[[ Data to examine open ]]

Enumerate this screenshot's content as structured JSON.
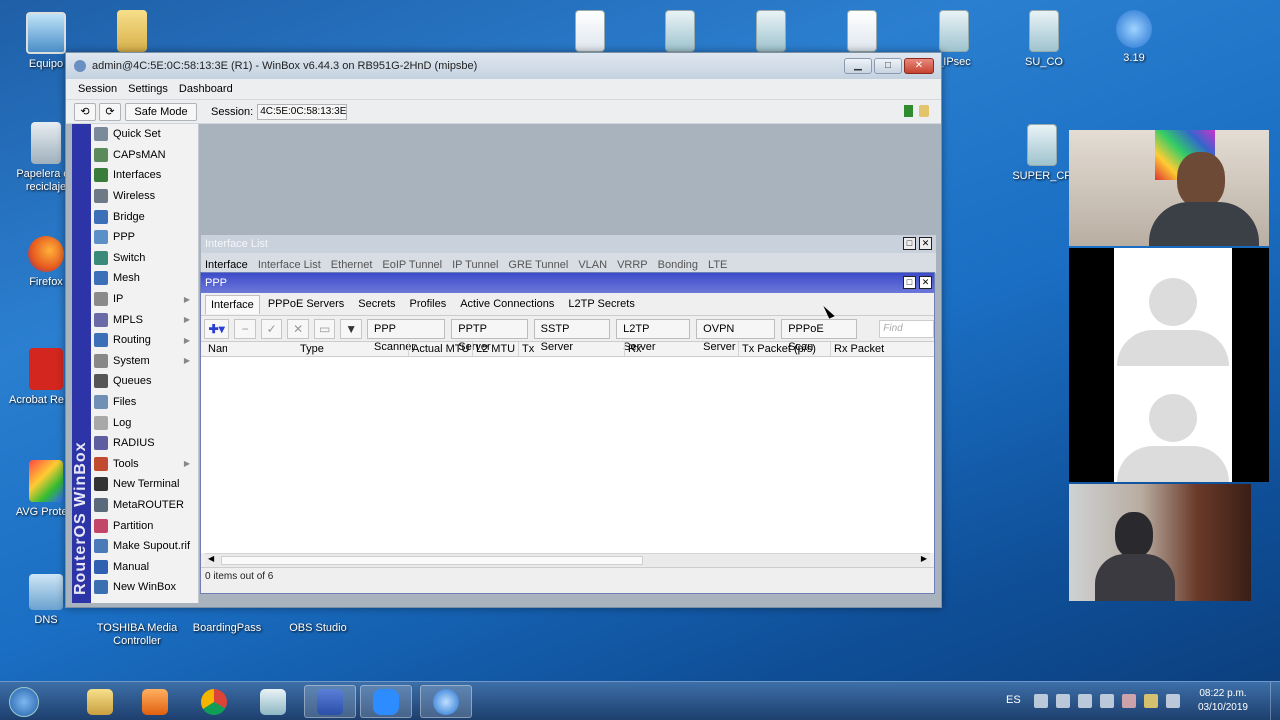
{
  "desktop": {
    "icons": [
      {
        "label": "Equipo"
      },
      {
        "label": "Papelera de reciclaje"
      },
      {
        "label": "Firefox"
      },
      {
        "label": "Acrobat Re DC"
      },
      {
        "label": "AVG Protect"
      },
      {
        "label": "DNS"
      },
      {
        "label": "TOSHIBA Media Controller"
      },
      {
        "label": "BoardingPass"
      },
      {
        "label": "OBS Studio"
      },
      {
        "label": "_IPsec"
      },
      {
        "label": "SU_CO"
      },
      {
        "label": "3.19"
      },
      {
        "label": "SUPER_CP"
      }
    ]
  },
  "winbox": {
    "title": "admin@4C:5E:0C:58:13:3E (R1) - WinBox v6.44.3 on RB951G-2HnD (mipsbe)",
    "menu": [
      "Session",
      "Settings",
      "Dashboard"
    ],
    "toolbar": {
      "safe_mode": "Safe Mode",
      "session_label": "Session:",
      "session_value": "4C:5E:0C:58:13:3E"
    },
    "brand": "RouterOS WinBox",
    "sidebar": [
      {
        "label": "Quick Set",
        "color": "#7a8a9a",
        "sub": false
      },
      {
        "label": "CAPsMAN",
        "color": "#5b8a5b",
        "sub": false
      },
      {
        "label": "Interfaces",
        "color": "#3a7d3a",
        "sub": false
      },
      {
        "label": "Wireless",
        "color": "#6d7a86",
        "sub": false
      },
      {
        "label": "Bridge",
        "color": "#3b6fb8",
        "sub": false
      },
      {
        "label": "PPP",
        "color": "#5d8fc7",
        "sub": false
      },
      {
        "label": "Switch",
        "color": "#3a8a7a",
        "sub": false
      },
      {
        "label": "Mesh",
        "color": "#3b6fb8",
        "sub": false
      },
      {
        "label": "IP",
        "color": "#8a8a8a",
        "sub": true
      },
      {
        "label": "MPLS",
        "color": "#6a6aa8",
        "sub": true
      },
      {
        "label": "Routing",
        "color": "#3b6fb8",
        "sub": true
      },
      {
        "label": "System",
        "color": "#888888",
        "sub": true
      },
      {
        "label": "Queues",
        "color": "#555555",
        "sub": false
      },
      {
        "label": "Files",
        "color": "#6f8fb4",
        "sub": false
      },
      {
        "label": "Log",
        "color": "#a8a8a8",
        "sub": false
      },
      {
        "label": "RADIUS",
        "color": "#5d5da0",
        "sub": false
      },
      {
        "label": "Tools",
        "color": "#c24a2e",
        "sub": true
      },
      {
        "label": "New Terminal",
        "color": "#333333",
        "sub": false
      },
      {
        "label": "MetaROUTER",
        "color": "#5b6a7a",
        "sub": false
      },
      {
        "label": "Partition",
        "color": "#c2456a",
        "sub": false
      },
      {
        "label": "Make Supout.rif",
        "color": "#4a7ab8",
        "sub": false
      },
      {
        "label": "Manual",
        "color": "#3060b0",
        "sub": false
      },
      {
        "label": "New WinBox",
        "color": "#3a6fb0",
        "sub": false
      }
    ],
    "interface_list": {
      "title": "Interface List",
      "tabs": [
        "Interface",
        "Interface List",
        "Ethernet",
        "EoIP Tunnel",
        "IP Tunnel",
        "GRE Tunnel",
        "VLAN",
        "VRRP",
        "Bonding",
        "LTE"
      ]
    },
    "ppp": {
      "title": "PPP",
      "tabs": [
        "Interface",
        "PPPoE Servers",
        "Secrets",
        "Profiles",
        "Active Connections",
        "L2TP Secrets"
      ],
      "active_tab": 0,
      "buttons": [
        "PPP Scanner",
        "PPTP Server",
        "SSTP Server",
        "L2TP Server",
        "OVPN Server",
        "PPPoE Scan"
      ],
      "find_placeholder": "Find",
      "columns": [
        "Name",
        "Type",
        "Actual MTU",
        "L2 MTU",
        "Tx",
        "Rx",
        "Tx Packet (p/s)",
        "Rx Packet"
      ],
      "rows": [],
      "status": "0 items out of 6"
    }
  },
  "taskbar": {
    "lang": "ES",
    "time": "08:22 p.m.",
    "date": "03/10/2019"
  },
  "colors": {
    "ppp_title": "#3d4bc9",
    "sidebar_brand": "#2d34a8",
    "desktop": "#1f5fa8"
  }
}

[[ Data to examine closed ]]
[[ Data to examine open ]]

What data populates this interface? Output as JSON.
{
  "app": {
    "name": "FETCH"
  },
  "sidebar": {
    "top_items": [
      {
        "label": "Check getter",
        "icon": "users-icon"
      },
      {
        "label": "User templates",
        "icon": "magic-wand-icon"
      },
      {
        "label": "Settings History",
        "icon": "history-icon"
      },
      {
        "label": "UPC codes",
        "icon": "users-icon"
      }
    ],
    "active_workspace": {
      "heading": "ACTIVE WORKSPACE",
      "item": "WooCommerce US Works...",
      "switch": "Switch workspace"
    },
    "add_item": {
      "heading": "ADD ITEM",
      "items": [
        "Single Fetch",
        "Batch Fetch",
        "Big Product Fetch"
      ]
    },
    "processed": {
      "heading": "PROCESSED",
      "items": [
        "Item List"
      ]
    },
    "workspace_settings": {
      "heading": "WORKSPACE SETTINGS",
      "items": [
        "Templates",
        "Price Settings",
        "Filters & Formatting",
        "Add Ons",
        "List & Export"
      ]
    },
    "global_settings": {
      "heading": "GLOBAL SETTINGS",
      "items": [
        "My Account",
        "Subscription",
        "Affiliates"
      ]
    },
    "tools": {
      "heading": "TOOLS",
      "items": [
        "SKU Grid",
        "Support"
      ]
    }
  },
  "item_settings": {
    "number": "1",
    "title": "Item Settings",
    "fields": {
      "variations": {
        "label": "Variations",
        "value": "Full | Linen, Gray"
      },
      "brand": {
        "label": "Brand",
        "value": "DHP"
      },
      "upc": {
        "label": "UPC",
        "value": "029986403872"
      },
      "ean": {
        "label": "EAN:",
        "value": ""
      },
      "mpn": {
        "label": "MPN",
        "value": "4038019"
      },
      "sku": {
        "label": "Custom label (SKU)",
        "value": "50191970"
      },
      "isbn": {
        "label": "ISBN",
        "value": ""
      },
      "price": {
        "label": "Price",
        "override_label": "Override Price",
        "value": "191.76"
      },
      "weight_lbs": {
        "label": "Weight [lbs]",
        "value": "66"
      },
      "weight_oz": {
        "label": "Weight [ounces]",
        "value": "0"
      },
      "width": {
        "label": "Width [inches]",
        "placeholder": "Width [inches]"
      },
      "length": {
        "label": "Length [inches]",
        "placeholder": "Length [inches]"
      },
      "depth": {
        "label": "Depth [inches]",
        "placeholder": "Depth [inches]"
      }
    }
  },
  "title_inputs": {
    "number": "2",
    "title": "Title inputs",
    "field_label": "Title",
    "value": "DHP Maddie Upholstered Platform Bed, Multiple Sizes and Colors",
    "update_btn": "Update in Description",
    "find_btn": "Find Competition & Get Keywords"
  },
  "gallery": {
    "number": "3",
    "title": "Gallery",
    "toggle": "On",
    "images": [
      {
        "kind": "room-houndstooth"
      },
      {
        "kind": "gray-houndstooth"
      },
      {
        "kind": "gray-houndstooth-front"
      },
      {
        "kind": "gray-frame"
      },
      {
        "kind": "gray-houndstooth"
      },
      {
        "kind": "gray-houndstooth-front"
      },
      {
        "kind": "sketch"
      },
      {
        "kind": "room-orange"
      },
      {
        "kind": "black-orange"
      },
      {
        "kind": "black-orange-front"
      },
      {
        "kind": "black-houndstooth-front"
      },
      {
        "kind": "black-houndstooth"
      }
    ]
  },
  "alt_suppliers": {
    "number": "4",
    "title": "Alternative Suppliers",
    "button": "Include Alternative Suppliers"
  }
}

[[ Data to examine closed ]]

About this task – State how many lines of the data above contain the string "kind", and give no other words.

Your response – 12